Fakalahi vahenga, workers compensation

It finally dawned on me that there is a complete industry here in Australia that also has generations of implementation in Tonga called “Fakalahi Vahenga.” Every now and then you see some of the guys pop out early to watch a game at the pub or down at the local TAB (betting establishment) and to further the generalisation the girls come in a ‘little late’ after a shopping spree.

In this regime of workplace reform, Fakalahi Vahenga is an accepted mechanism to compensate for injuries, problems encountered at work to assist the injured worker return to work at some functional capacity. In Australia, this includes the company or insurer trying to get the correct medical assistance the worker requires, such as seeing the See Eye, Hear Ear, Smell Nose doctors.

Fakalahi Vahenga is one of those accepted practises to help injured workers get back to work, or stay in work, depending on your understanding of the injury. This practise is well established in institutions, and proselytised by politicians etc. I think the only non-practising people are mum’s?

For Tonga, sometimes the emotional abuse of the work environment becomes increasingly difficult to compensate for which leads to longer and longer stress leaves.
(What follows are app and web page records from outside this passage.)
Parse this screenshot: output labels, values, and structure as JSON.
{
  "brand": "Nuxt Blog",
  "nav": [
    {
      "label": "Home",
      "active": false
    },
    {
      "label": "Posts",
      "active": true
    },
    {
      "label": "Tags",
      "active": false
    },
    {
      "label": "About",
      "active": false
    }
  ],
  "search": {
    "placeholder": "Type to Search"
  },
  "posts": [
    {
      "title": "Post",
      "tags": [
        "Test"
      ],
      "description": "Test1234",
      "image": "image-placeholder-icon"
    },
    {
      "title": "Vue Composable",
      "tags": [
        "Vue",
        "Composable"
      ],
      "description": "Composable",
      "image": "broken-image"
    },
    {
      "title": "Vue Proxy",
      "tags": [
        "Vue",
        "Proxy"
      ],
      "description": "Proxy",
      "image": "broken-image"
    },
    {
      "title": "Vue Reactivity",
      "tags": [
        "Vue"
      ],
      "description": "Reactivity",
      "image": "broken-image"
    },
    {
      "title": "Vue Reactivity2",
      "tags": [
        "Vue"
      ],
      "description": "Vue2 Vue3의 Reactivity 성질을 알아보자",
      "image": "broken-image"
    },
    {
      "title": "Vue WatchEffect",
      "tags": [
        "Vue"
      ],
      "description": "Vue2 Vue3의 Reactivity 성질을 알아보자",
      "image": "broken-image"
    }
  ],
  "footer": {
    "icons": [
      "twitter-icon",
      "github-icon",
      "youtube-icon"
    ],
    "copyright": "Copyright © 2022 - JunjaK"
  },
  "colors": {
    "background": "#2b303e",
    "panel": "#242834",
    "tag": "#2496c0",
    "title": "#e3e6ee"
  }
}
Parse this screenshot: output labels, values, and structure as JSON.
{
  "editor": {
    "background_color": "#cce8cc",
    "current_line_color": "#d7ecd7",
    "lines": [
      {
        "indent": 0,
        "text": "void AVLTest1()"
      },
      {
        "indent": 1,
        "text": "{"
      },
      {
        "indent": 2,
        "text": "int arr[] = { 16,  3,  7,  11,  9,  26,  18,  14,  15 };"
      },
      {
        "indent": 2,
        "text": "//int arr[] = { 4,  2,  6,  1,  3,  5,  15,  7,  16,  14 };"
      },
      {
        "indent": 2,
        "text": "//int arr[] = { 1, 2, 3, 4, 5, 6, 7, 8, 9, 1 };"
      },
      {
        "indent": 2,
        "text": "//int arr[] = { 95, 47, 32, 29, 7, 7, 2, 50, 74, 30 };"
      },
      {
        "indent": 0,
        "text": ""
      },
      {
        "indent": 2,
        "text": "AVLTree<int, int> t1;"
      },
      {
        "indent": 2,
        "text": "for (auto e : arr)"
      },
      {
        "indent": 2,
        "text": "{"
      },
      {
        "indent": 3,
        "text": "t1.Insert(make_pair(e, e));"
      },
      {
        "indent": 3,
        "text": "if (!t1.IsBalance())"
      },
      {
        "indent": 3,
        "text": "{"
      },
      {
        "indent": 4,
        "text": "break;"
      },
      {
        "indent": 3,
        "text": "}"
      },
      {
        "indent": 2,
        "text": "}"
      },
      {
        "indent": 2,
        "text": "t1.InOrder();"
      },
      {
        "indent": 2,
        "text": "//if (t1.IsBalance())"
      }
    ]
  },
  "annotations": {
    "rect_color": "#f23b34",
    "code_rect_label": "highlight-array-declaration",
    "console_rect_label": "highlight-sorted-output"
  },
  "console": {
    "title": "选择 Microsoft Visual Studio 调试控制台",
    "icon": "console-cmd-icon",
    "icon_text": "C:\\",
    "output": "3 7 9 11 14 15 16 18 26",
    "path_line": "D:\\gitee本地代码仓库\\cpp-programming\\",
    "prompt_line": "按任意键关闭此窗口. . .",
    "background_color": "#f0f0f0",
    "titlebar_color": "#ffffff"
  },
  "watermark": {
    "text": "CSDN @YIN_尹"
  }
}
Because we’re very cognisant, enthusiastic about our workplaces, we turn up for work and just break out that ‘stress’ leave into elongated lunch breaks, or early home time or late entry time, a mix of the above or all of the above.

Uike Lotu is one of those national weeks of Fakalahi Vahenga where the majority of us just take it even if we’re not even attending the “Uike Lotu.” The more pious amongst us will take a day leave during the Uike Lotu, or just fakalahi vahenga and turn up for the clock in and take the elongated stress relief, go to an early lunch and extend that to taking an early Uike Lotu leave.

Customer Service and Phone Calls

Like most companies you come across, we have beautiful posters espousing our “core” values. These “core” values were derived at secret meetings which required secrete hand shakes for entry and various ceremonies such as:

  • convoluted names for coffee-beans smashed into hot water and milk.
  • marketing designed, marketing 3-way tested, focus group named things once known as crackers with cheese
  • hidden bunkers used to syphon the energies of the universe into the attendees, before they could vomit o their own self-assurances

Image courtesy of David Dominici / FreeDigitalPhotos.netOf course, everyone has the core value of “Customer” something or other. You know, how we all love those troublesome ‘others’ called customers, and how our genes have been scientifically altered such that our every waking moment is infused with the desire to pleasure our customers. Like broken start-ups around the world, we are also infused to not care whether we make any money out of this operation, we just love our customers.

Meanwhile, as the scientists continue to fine tune their adjustments to our psyche, phone calls go unanswered whilst we’re busy browsing the Internet.

There was a company I once worked at, where the CEO would pick up a ringing phone, deal with the issue and afterwards calmly scream at you if you were anywhere near hearing the ringing phone and didn’t do something about it. We didn’t have a customer service “core” value. He (yes it was a real he, not a metaphorical) just expected that we set up the phones so people can get in touch with us, and if the phone is ringing you bloody well answer it, he didn’t care if you had to walk across the bleeding office to get to it.

In our “core” value Customer oriented company, it’s the marketing/sales team that are most guilty of letting their phones ring. If they can’t get through, they can’t complain, and they can always call back if they really want to get through. There’s something being said here:

The team tasked with communications to, from our customers don’t pick up phones from any but their own. Even if the ringing phone is the desk beside them.

Which sign are you reading? The colourful one on the wall, or the colourful ones at their desks?